What to do — For the data below, the lines that hold "verified" should be counted; only the resulting number is expected.

Records for the task —
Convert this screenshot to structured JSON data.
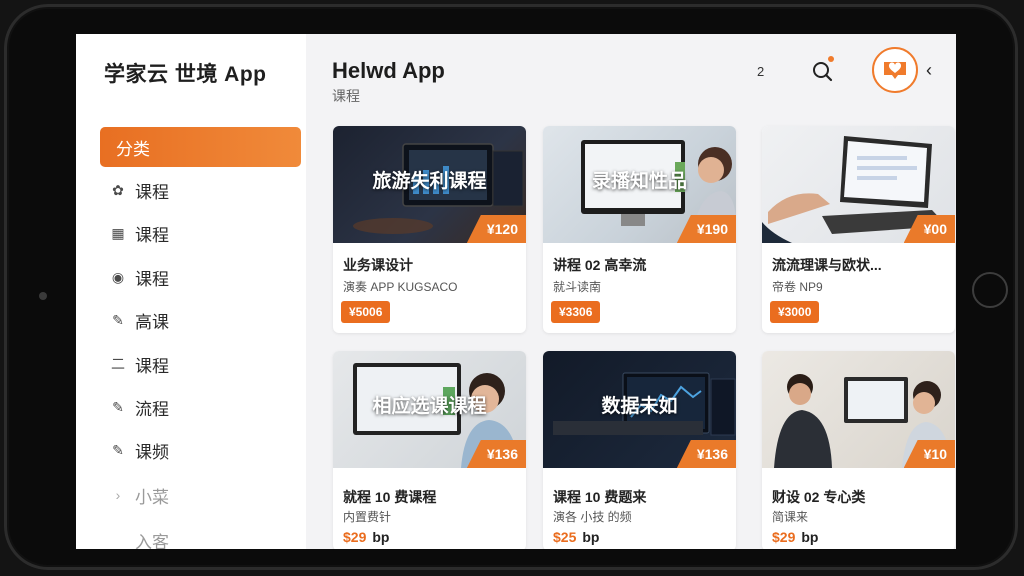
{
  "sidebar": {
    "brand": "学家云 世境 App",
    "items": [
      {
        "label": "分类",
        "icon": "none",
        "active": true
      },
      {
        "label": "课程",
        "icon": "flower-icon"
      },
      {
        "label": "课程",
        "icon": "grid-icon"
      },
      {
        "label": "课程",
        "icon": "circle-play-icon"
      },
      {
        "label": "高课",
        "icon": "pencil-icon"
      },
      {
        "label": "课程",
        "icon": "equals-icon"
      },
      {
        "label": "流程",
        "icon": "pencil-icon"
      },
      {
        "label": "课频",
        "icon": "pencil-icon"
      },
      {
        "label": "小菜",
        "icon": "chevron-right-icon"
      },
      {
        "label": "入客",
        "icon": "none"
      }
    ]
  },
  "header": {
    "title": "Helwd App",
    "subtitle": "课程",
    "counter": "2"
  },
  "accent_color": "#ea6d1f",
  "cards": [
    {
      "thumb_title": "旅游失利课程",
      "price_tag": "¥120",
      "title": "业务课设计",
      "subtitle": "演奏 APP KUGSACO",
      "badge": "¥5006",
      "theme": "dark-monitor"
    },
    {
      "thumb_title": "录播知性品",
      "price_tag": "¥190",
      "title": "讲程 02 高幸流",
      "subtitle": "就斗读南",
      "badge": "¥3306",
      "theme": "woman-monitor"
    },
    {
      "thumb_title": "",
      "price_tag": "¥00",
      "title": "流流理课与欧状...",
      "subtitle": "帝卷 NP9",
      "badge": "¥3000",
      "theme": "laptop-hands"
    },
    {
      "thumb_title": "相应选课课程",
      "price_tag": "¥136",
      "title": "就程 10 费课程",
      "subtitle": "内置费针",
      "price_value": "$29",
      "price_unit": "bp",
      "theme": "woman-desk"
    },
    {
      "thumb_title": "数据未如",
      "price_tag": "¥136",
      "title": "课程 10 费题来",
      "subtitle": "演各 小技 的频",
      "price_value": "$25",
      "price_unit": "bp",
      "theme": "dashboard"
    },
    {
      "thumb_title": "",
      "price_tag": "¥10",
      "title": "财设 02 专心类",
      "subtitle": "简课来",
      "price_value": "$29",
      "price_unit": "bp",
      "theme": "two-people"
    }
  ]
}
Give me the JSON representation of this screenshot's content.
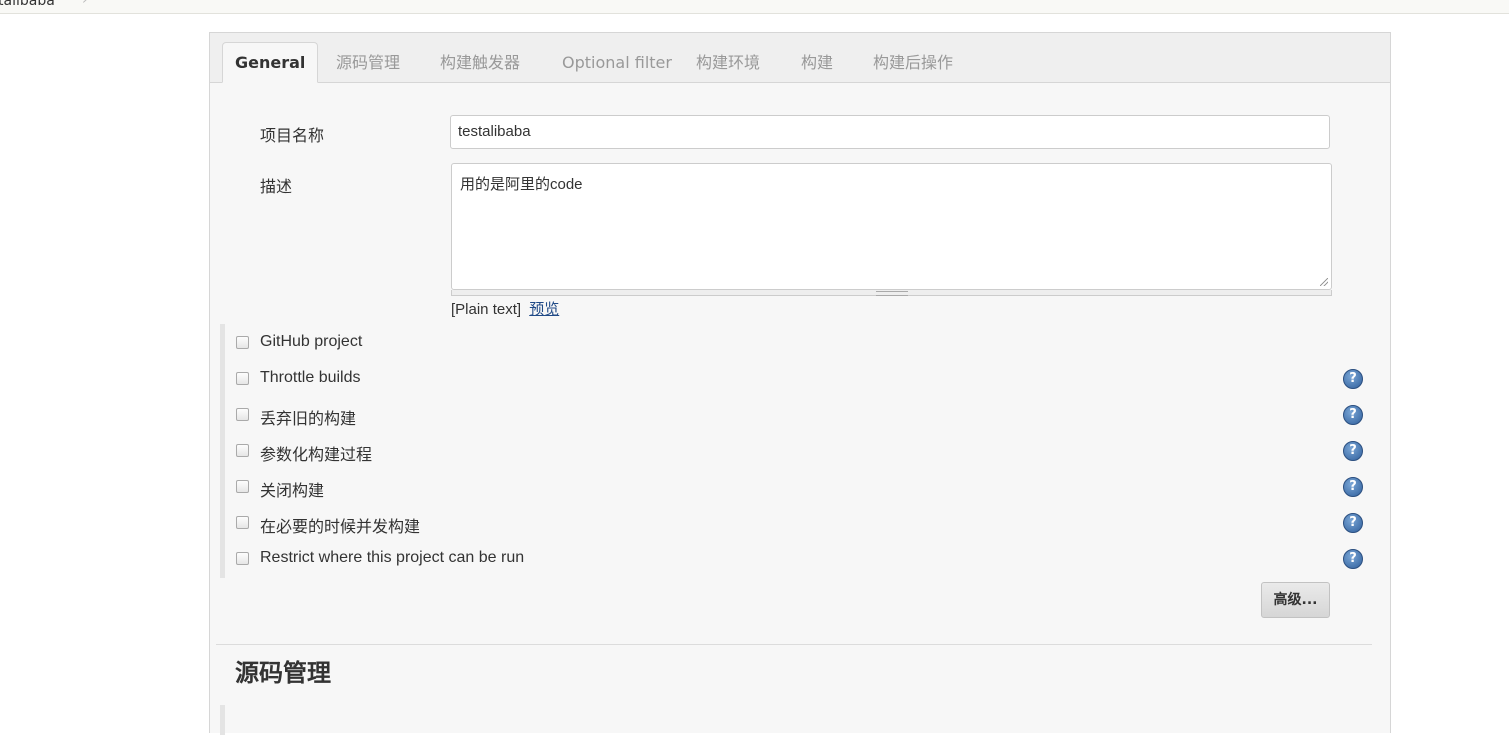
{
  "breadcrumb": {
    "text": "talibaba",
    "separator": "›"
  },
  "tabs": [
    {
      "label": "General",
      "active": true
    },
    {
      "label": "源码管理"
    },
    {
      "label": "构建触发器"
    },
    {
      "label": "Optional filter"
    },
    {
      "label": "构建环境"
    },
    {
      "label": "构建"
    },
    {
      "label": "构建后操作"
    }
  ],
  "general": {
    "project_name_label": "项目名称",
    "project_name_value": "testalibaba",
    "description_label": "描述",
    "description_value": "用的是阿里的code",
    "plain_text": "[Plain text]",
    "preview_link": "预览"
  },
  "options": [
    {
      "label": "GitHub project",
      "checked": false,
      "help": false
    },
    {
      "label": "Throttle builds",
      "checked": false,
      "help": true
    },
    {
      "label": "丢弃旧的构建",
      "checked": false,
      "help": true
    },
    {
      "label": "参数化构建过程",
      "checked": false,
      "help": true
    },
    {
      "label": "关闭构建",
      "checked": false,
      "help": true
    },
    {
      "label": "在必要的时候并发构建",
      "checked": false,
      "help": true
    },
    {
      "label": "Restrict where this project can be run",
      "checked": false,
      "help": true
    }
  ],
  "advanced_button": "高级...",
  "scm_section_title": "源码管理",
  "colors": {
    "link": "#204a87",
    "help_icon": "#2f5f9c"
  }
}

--

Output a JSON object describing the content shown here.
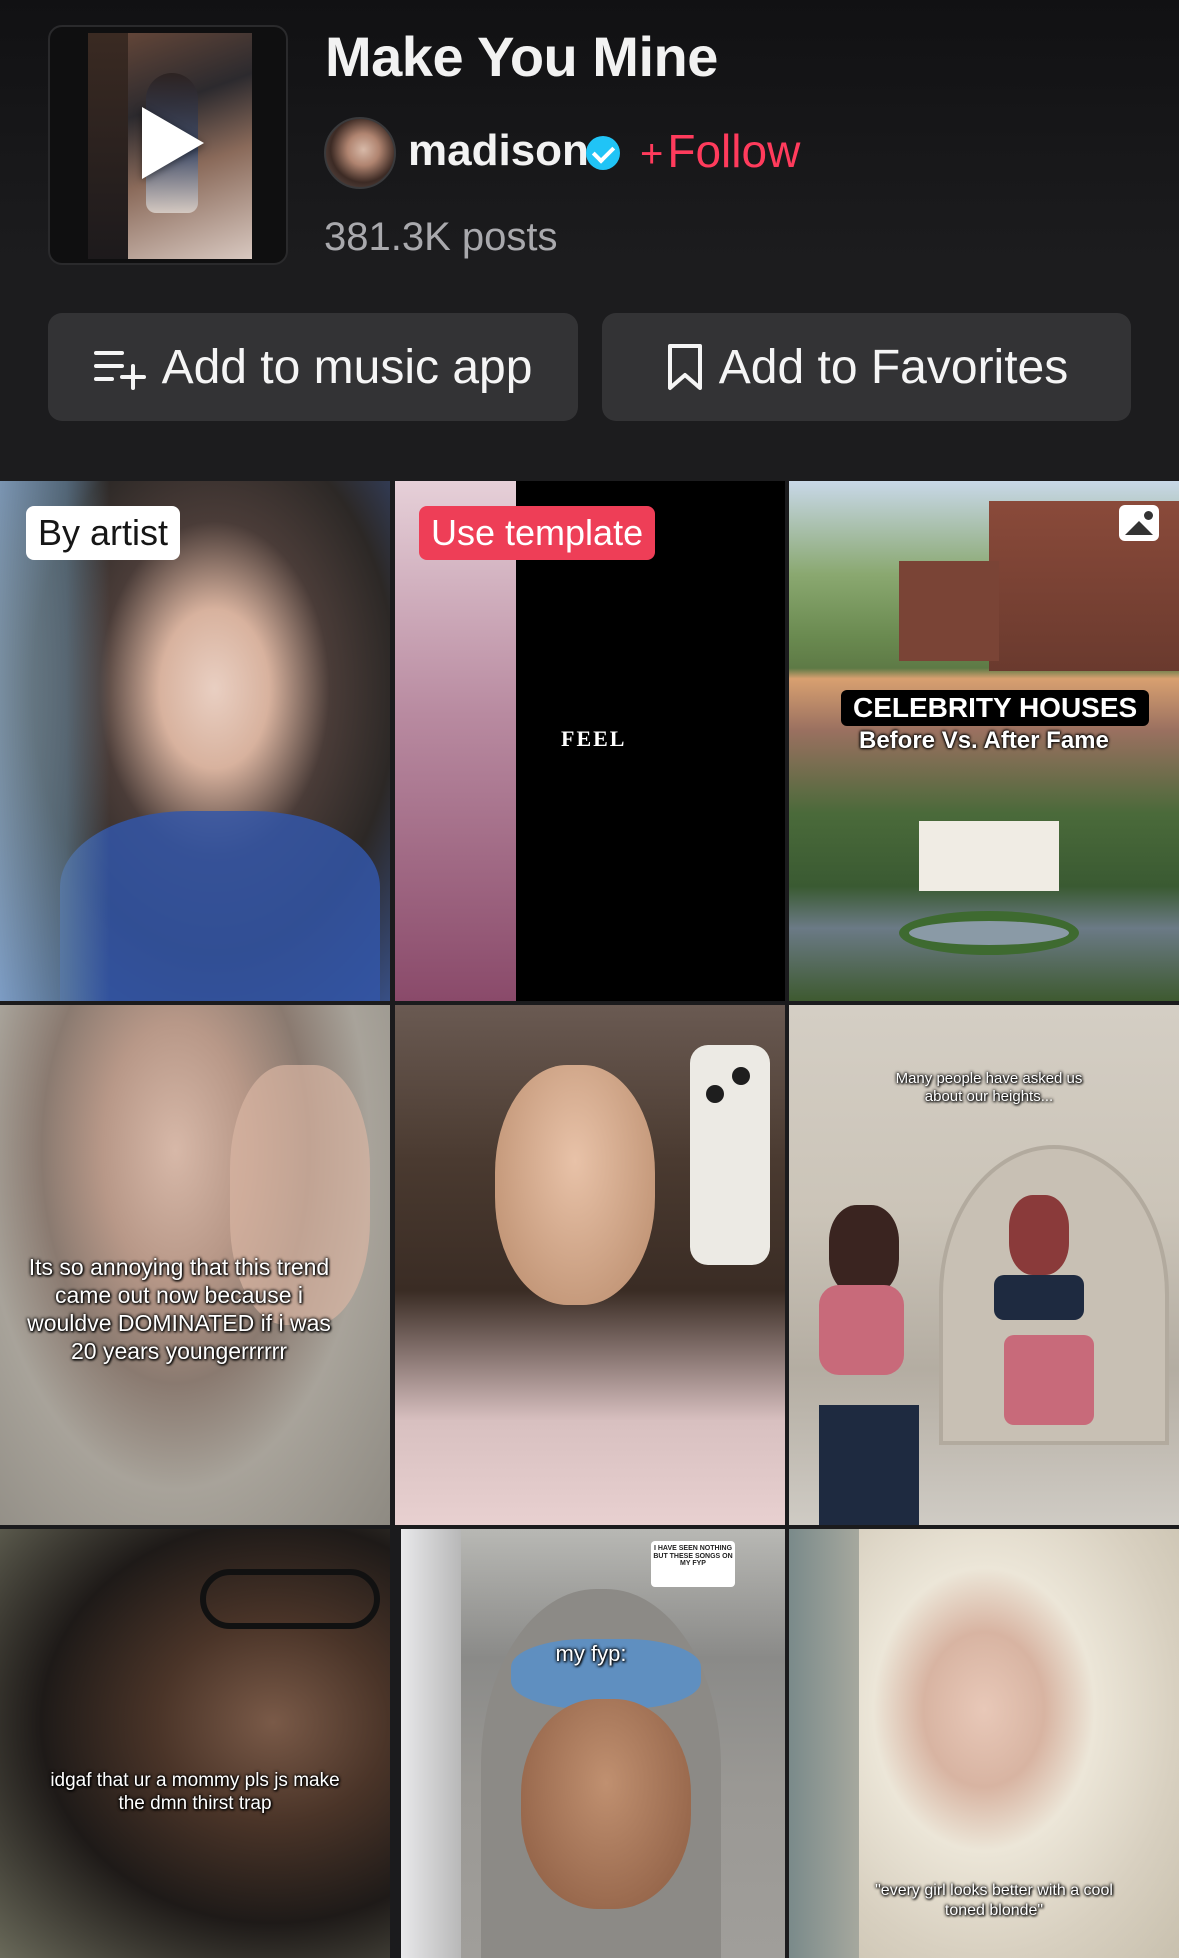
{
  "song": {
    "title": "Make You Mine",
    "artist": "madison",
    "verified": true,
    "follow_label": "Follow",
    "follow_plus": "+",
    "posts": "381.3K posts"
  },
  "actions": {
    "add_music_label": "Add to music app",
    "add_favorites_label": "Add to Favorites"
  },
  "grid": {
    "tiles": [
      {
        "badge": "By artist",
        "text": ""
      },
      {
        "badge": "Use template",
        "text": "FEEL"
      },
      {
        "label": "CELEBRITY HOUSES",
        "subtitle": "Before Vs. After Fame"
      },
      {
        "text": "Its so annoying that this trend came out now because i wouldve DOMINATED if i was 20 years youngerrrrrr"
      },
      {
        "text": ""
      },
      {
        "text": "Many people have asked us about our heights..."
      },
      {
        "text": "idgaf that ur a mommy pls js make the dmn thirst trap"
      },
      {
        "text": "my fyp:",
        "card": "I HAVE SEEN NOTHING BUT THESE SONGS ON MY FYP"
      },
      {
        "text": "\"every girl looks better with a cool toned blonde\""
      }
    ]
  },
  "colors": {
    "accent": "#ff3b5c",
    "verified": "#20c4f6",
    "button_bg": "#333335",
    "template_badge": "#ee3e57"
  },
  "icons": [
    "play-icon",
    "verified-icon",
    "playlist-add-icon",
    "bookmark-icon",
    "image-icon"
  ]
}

Answer space — 3